• **WHAT IS NEEDED**: Copy out every line from the records that includes "label".

[RECORDS TO PROCESS — start]

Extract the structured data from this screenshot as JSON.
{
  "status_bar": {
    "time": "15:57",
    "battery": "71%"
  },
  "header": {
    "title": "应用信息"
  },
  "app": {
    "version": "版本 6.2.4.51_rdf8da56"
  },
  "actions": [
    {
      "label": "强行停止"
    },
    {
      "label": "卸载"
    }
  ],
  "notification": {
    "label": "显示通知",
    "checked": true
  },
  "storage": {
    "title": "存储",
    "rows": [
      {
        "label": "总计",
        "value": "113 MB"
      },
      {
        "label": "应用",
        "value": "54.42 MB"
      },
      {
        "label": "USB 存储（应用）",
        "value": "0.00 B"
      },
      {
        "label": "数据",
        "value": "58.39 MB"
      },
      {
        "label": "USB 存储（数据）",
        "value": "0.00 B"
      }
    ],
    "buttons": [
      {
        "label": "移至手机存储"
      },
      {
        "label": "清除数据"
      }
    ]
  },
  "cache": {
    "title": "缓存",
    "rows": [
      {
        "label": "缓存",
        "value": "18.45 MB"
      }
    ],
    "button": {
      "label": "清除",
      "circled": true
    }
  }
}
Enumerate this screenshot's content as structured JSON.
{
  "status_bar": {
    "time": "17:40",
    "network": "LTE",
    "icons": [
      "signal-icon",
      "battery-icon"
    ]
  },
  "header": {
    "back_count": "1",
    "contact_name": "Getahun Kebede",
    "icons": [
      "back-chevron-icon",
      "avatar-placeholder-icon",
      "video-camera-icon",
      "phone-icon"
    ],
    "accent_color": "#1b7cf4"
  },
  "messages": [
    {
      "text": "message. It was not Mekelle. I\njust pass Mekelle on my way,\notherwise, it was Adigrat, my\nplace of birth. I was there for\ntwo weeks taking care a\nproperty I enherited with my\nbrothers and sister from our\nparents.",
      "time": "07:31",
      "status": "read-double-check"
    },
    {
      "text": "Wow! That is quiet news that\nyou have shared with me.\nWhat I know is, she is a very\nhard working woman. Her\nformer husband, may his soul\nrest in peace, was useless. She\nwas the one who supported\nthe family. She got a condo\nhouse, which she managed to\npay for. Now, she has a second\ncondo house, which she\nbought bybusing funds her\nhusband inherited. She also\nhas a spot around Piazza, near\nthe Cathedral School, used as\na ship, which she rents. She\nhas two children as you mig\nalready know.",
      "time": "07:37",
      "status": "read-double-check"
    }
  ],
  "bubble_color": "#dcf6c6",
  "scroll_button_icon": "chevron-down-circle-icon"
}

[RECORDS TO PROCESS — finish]

• **WRITTEN RESPONSE**:
      "label": "强行停止"
      "label": "卸载"
    "label": "显示通知",
        "label": "总计",
        "label": "应用",
        "label": "USB 存储（应用）",
        "label": "数据",
        "label": "USB 存储（数据）",
        "label": "移至手机存储"
        "label": "清除数据"
        "label": "缓存",
      "label": "清除",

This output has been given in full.